A topic of considerable lament in portfolio management circles is the frequent downward revision of project valuations. Anecdotally, it just seems like news tends to bring the project value down more often than it pushes it up. Senior management often views this as something sinister, a sign of deception or flawed execution: “Last year you bozos told me this was a blockbuster!”. Many organizations engage in elaborate year-on-year comparisons, to better understand why a project’s value has changed. These comparison processes can be borderline punitive. Indeed, sometimes the change in a project’s value gets more attention than what can be done to increase its value.
The conventional wisdom is that downward revisions are the result of early boosterism giving way to late stage reality. Project insiders know how much is being invested, and they have an idea of how large an expected NPV is necessary to justify that spend. If they’ve been puffing up their project’s valuation to enhance their own comfort, then they deserve to be beaten over the head with old sales forecasts, right?
I don’t dispute that simple optimism is part of project overvaluation, but it’s important to understand that even if it were completely eliminated, we would still expect more downward than upward revisions to project values, for reasons that have to do with simple math and the unavoidable uncertainty in project assessment. This is a flavor of what’s called Winner’s Curse in auctions.
The best way to understand this is with a simple example. Imagine that there are only two kinds of projects, good projects and bad projects. Also, imagine that we have a test which will usually (but not always) tell us if a project is good or bad (we’ll call the outcome of this test “looks good” or “looks bad”). The results are easy to see in the 2x2 matrix below (sorry, some of my best friends are consultants):
|I: Good Projects that Look Good||III: Bad Projects that Look Good|
|II: Good Projects that Look Bad||IV: Bad Projects that Look Bad|
We’ll fund projects that look good, that is, our portfolio will be made up of projects from quadrants I and III. Some really are good and others are false positives. Bummer about those ugly ducklings (false negatives) in quadrant II, but that’s water under the bridge. As the uncertainty in our portfolio plays out, and we start to learn more about the projects, some of those false positives are going to be revealed, and we’ll be very unhappy about those negative surprises/downward revisions. But most importantly, there won’t be any positive surprises to balance those out, because we chucked those ugly ducklings out of the portfolio last year.

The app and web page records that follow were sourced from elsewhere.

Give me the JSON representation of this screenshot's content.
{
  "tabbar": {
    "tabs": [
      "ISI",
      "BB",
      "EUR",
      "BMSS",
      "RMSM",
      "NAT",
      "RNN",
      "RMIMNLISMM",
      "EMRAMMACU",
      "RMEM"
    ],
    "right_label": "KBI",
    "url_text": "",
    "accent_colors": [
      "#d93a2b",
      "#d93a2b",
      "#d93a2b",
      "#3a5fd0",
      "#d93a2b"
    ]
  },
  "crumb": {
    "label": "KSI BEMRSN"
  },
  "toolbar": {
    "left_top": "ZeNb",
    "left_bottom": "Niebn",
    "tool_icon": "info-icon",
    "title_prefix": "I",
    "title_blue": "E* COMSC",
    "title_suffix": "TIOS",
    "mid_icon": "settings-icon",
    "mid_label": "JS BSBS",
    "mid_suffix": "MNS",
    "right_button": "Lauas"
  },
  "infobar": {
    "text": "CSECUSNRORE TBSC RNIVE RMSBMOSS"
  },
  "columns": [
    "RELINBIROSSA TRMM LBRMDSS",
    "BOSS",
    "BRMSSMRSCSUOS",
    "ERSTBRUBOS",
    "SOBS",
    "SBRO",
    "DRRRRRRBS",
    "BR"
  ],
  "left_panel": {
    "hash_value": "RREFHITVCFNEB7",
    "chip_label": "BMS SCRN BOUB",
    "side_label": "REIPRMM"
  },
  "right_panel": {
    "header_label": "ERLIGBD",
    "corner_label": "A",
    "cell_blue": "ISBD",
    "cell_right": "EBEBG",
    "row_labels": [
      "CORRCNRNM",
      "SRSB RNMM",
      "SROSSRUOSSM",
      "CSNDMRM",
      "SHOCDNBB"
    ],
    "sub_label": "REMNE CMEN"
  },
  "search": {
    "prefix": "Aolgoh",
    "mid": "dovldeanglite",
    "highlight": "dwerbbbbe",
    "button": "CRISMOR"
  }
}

Let’s say our test is 80% accurate for either case (i.e., there’s a 20% chance it will call a good project bad and a 20% chance it will call a bad project good). That’s a pretty decent test. If our project candidates are half good and half bad, we’ll end up with a portfolio with 80% good projects – not a bad outcome at all. But, suppose we have a “unicorn hunting” portfolio, and only 5% of project candidates really are good? Then ~83% of our projects are bad. Sorry, that’s just the math, no malice required.
Of course in real life, project values aren’t black and white, but the same result holds true once you introduce continuous project values and capital efficiency measures. It may be tempting to tighten the cutoffs, but that moves you in the direction of unicorn hunting.
So, what’s the enlightened portfolio manager to do? Well, you can try to improve the test, but uncertainty is a fundamental part of R&D, you can never wash it all out. In pharma, you don’t know what the molecule does in humans until you do the clinical trials. What you don’t want to do is make your test worse by devoting all your resources to downward revision post mortems. A team that’s focused on defensibility will not be producing their best estimates, and will clip the wings of the potential blockbusters they do find.
For a more rigorous discussion, see Jim Smith and Bob Winkler, “The optimizer’s curse: Skepticism and postdecision surprise in decision analysis”